After all, the sale will most likely go towards the practice owner’s retirement funds, making them more invested in obtaining a certain result. The wiser choice would be to opt for bank financing. Both you and the practice owner will provide important documents like tax returns, net worth statements, dental valuation papers, and more.
Having good credit is key to making a successful practice purchase. You want to make sure your debt (i.e. credit card debt, student loans, and lines of credit) are paid on time to get approved for financing.
10. Make the transition a success
The sale doesn’t end after the handshakes are done and the check is issued. A lot of work still needs to be done to ensure the transition is a success. To start with, you’ll need a well-written introduction letter to the patients. This will inform them of the change of ownership and keep patient loss as low as possible.

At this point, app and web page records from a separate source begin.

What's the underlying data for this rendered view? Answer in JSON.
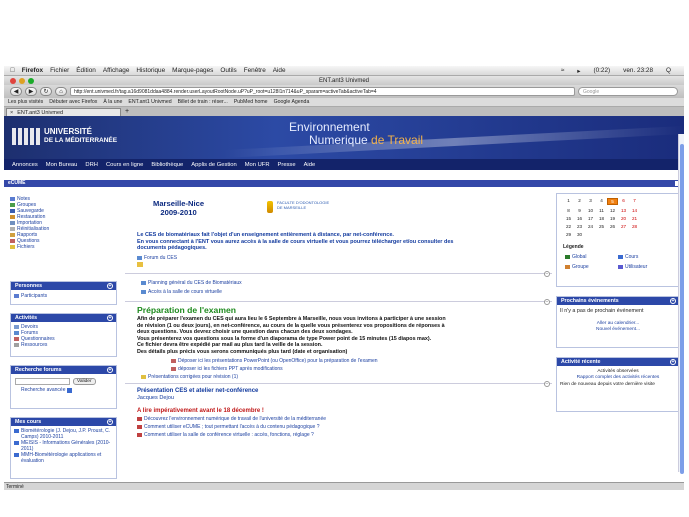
{
  "menubar": {
    "app": "Firefox",
    "items": [
      "Fichier",
      "Édition",
      "Affichage",
      "Historique",
      "Marque-pages",
      "Outils",
      "Fenêtre",
      "Aide"
    ],
    "battery": "(0:22)",
    "clock": "ven. 23:28",
    "search_icon": "Q"
  },
  "window": {
    "title": "ENT.ant3 Univmed"
  },
  "nav": {
    "url": "http://ent.univmed.fr/tag.a16d9081ddaa4884.render.userLayoutRootNode.uP?uP_root=u128l1n714&uP_sparam=activeTab&activeTab=4",
    "search_placeholder": "Google"
  },
  "bookmarks": [
    "Les plus visités",
    "Débuter avec Firefox",
    "À la une",
    "ENT.ant1 Univmed",
    "Billet de train : réser...",
    "PubMed home",
    "Google Agenda"
  ],
  "tab": {
    "label": "ENT.ant3 Univmed",
    "new": "+"
  },
  "banner": {
    "univ_line1": "UNIVERSITÉ",
    "univ_line2": "DE LA MÉDITERRANÉE",
    "env1": "Environnement",
    "env2a": "Numerique ",
    "env2b": "de Travail"
  },
  "navmenu": [
    "Annonces",
    "Mon Bureau",
    "DRH",
    "Cours en ligne",
    "Bibliothèque",
    "Applis de Gestion",
    "Mon UFR",
    "Presse",
    "Aide"
  ],
  "section": {
    "title": "eCUME"
  },
  "left": {
    "tools": [
      "Notes",
      "Groupes",
      "Sauvegarde",
      "Restauration",
      "Importation",
      "Réinitialisation",
      "Rapports",
      "Questions",
      "Fichiers"
    ],
    "personnes": {
      "title": "Personnes",
      "items": [
        "Participants"
      ]
    },
    "activites": {
      "title": "Activités",
      "items": [
        "Devoirs",
        "Forums",
        "Questionnaires",
        "Ressources"
      ]
    },
    "forums": {
      "title": "Recherche forums",
      "button": "Valider",
      "advanced": "Recherche avancée"
    },
    "cours": {
      "title": "Mes cours",
      "items": [
        "Biométérologie (J. Dejou, J.P. Proust, C. Camps) 2010-2011",
        "MEISIS - Informations Générales (2010-2011)",
        "MMH-Biométérologie applications et évaluation"
      ]
    }
  },
  "main": {
    "title1": "Marseille-Nice",
    "title2": "2009-2010",
    "faculty1": "FACULTE D'ODONTOLOGIE",
    "faculty2": "DE MARSEILLE",
    "intro": [
      "Le CES de biomatériaux fait l'objet d'un enseignement entièrement à distance, par net-conférence.",
      "En vous connectant à l'ENT vous aurez accès à la salle de cours virtuelle et vous pourrez télécharger et/ou consulter des",
      "documents pédagogiques."
    ],
    "forum_link": "Forum du CES",
    "plan_links": [
      "Planning général du CES de Biomatériaux",
      "Accès à la salle de cours virtuelle"
    ],
    "prep_title": "Préparation de l'examen",
    "prep_text": [
      "Afin de préparer l'examen du CES qui aura lieu le 6 Septembre à Marseille, nous vous invitons à participer à une session",
      "de révision (1 ou deux jours), en net-conférence, au cours de la quelle vous présenterez vos propositions de réponses à",
      "deux questions. Vous devrez choisir une question dans chacun des deux sondages.",
      "Vous présenterez vos questions sous la forme d'un diaporama de type Power point de 15 minutes (15 diapos max).",
      "Ce fichier devra être expédié par mail au plus tard la veille de la session.",
      "Des détails plus précis vous serons communiqués plus tard (date et organisation)"
    ],
    "prep_links": [
      "Déposer ici les présentations PowerPoint (ou OpenOffice) pour la préparation de l'examen",
      "déposer ici les fichiers PPT après modifications",
      "Présentations corrigées pour révision (1)"
    ],
    "pres_title": "Présentation CES et atelier net-conférence",
    "pres_author": "Jacques Dejou",
    "important": "A lire impérativement avant le 18 décembre !",
    "important_links": [
      "Découvrez l'environnement numérique de travail de l'université de la méditerranée",
      "Comment utiliser eCUME ; tout permettant l'accès à du contenu pédagogique ?",
      "Comment utiliser la salle de conférence virtuelle : accès, fonctions, réglage ?"
    ]
  },
  "right": {
    "calendar": [
      [
        "1",
        "2",
        "3",
        "4",
        "5",
        "6",
        "7"
      ],
      [
        "8",
        "9",
        "10",
        "11",
        "12",
        "13",
        "14"
      ],
      [
        "15",
        "16",
        "17",
        "18",
        "19",
        "20",
        "21"
      ],
      [
        "22",
        "23",
        "24",
        "25",
        "26",
        "27",
        "28"
      ],
      [
        "29",
        "30",
        "",
        "",
        "",
        "",
        ""
      ]
    ],
    "legend_title": "Légende",
    "legend": [
      "Global",
      "Cours",
      "Groupe",
      "Utilisateur"
    ],
    "events": {
      "title": "Prochains événements",
      "text": "Il n'y a pas de prochain événement",
      "link1": "Aller au calendrier...",
      "link2": "Nouvel événement..."
    },
    "activity": {
      "title": "Activité récente",
      "line1": "Activités observées",
      "line2": "Rapport complet des activités récentes",
      "line3": "Rien de nouveau depuis votre dernière visite"
    }
  },
  "status": "Terminé"
}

From there, you want the important documents to be reviewed by dental brokers and attorneys. Here’s a list of the papers that need to be checked:
- Letter of intent
- Lease agreement
- Sale agreement
- Financing papers
- Insurance documents
- Business and dental licenses
At this point, you should have already discussed with the practice owner how long they plan on staying in the practice. It’s uncommon for sellers to stay long-term unless they have associate responsibilities. Usually, they’ll stay for a few days to show you the ropes and promote continuity within the practice.
Take the time to listen to the staff, the patients, and the seller. This will allow you to gain a complete understanding of how the practice operates. Once the transition is complete, you’re now in full control of your new dental office.
Putting it all together
If you’ve made it this far, congratulations! You’re on your way to becoming a proud owner of a dental practice. As you can see, buying a dental practice involves a lot of research and planning. By following this guide, you’ll be able to make a sound financial decision and place yourself in the best position to succeed.